• _Records to process_
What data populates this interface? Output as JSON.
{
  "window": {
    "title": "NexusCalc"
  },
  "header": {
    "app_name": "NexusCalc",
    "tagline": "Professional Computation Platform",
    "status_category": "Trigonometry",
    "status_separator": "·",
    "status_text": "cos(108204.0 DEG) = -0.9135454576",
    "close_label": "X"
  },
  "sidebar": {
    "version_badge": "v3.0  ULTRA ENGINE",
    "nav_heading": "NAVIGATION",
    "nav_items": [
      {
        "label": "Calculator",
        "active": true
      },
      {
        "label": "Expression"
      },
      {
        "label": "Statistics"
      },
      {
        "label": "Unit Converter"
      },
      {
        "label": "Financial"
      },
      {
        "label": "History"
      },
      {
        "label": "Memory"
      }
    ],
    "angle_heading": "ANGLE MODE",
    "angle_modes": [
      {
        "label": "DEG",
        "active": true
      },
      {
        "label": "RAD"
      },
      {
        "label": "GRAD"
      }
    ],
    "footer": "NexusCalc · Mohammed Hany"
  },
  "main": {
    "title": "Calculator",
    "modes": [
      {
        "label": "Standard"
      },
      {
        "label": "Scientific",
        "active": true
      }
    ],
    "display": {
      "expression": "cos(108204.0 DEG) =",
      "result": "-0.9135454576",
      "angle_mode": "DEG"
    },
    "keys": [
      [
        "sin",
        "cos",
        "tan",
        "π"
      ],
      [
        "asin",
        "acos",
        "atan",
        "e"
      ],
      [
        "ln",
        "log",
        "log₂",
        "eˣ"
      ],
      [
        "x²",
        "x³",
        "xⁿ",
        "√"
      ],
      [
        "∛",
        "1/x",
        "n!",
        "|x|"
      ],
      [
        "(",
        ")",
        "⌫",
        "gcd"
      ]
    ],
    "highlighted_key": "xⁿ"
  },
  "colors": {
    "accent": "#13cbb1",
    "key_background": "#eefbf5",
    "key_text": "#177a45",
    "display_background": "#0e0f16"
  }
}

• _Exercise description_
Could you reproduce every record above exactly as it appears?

• _Response below_
What data populates this interface? Output as JSON.
{
  "window": {
    "title": "NexusCalc"
  },
  "header": {
    "app_name": "NexusCalc",
    "tagline": "Professional Computation Platform",
    "status_category": "Trigonometry",
    "status_separator": "·",
    "status_text": "cos(108204.0 DEG) = -0.9135454576",
    "close_label": "X"
  },
  "sidebar": {
    "version_badge": "v3.0  ULTRA ENGINE",
    "nav_heading": "NAVIGATION",
    "nav_items": [
      {
        "label": "Calculator",
        "active": true
      },
      {
        "label": "Expression"
      },
      {
        "label": "Statistics"
      },
      {
        "label": "Unit Converter"
      },
      {
        "label": "Financial"
      },
      {
        "label": "History"
      },
      {
        "label": "Memory"
      }
    ],
    "angle_heading": "ANGLE MODE",
    "angle_modes": [
      {
        "label": "DEG",
        "active": true
      },
      {
        "label": "RAD"
      },
      {
        "label": "GRAD"
      }
    ],
    "footer": "NexusCalc · Mohammed Hany"
  },
  "main": {
    "title": "Calculator",
    "modes": [
      {
        "label": "Standard"
      },
      {
        "label": "Scientific",
        "active": true
      }
    ],
    "display": {
      "expression": "cos(108204.0 DEG) =",
      "result": "-0.9135454576",
      "angle_mode": "DEG"
    },
    "keys": [
      [
        "sin",
        "cos",
        "tan",
        "π"
      ],
      [
        "asin",
        "acos",
        "atan",
        "e"
      ],
      [
        "ln",
        "log",
        "log₂",
        "eˣ"
      ],
      [
        "x²",
        "x³",
        "xⁿ",
        "√"
      ],
      [
        "∛",
        "1/x",
        "n!",
        "|x|"
      ],
      [
        "(",
        ")",
        "⌫",
        "gcd"
      ]
    ],
    "highlighted_key": "xⁿ"
  },
  "colors": {
    "accent": "#13cbb1",
    "key_background": "#eefbf5",
    "key_text": "#177a45",
    "display_background": "#0e0f16"
  }
}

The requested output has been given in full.